I’m not a stranger to avoiding leaving the house or shunning social gatherings. As a trans man waiting for top surgery, my dysphoria hit a peak and my mental health hit a low. Recently divorced, I found myself living alone for the first time in my life. This wasn’t exactly a winning combination of factors.

by Thomas B

I never thought I’d be grateful to have experienced dysphoria. Let me explain.

I’m not a stranger to avoiding leaving the house or shunning social gatherings. As I trans man waiting for top surgery, my dysphoria hit a peak and my mental health hit a low. Recently divorced, I found myself living alone for the first time in my life. This wasn’t exactly a winning combination of factors.

I couldn’t cope with being naked, so showering became an issue. I’d avoid it as much as possible and only when it had been several days would I brave it, looking upwards at the ceiling throughout with my mirror covered so that I would not accidentally glimpse my body. I would avoid getting up out of bed because if I didn’t get up I didn’t have to encounter my body or deal with my feelings of anxiety and depression.

Because I was depressed, I found it hard to find the motivation to leave the house at all. The fact that I hadn’t showered acted as further motivation to stay home and go nowhere. At the time I lived on the seafront of a small coastal town. Where I had previously loved walking along the beach, I now had to force myself out of the house to even go for a walk.

One thing that did motivate me to go out was the pursuit of food. So I could go to the supermarket. To give myself a reason to leave the house, I would intentionally leave things off my shopping list. This way, I knew that I would have to leave the house at least one more time in the week to buy more milk, bread or whatever I needed. I would make sure my trip to the shop took me along the seafront. Going to the shop gave me a reason to shower, albeit with head aloft so as to minimise my encounter with my own body.

There were countless days where I just couldn’t focus. I certainly couldn’t concentrate on reading a book. Instead I’d watch a whole load of TV – thank goodness for Netflix. I’d been given a huge dot-to-dot book for Christmas – the kind with thousands of dots per picture. On those days I could concentrate, I would do a dot-to-dot. It occupied my mind because I had to concentrate on it and it also gave me a sense of achievement. Making Lego Star Wars models gave me a similar sense of achievement.

Every day I would write my achievements on a post it note and stick it on the fridge. On some days I would only write that I’d got out of bed, but when you’re depressed it is a real achievement to get yourself up and out of bed. On better days I’d be able to write that I’d got out of bed, been for a shower and walked to the shop. On a great day I’d add that I’d also done some Lego.
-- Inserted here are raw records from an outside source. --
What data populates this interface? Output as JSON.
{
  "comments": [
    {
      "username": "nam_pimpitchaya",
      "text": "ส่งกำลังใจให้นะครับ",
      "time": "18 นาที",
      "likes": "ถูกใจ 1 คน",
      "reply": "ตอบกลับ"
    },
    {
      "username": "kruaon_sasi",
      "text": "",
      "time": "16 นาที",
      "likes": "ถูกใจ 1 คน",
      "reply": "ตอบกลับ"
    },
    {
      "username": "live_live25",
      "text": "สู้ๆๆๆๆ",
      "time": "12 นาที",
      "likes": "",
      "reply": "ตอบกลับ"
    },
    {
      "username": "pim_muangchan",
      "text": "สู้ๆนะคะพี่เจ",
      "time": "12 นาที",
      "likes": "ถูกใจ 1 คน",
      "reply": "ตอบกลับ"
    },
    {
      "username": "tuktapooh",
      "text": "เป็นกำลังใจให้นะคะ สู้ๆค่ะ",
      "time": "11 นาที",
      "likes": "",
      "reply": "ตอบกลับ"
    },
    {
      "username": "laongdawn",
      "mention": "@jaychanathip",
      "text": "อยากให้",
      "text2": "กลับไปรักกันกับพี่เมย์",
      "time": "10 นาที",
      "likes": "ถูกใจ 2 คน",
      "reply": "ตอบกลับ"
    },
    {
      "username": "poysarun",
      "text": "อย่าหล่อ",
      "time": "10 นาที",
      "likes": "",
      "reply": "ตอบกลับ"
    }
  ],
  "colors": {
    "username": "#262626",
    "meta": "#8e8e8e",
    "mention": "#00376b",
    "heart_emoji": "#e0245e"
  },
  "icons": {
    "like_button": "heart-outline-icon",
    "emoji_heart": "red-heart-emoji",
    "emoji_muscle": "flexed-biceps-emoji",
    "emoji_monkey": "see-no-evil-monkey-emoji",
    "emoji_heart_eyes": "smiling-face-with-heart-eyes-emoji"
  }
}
As I recovered, I gradually became able to write that I’d been to the cinema or that I’d been to watch some friends do sports. I took online courses to get my brain fired up and rating to go again. I started to make social arrangements and sometimes I’d even follow through and go and meet that friend. Lifelong social anxiety added an extra layer of complication to that one and is something I’m still working through today.

The struggle was real. A struggle that kept me off work and at home for 6 months in total. It was less than 3 years ago, but it feels like a lifetime away already. I don’t often think about that time, but at this time of social distancing I’ve found myself thinking about it. And feeling weirdly grateful. I’m already a pro at social distancing. I’ve learned to be comfortable in my own company, know how to occupy myself at home and without social interaction. I’ve had the practice.

The difference is that these days I don’t need to force myself out for a walk. I don’t live on the coast any more, but I do live near some woods. With a podcast for company, I’m out every day for a good hour’s walk. I do now seek out social interaction beyond my small circle of close friends and seem to constantly be in Zoom group catch ups, joining in with quizzes and having “virtual lunch” with colleagues. I’m not saying that it’s easy, but I know I’m finding social distancing easier than most. For once, I feel that having experienced depression and intense dysphoria has given me a strange sort of advantage.

One thing that has always helped me through tough times is remembering that this is only temporary. My wait for top surgery was temporary. Social distancing is temporary. Things move on. Things get better.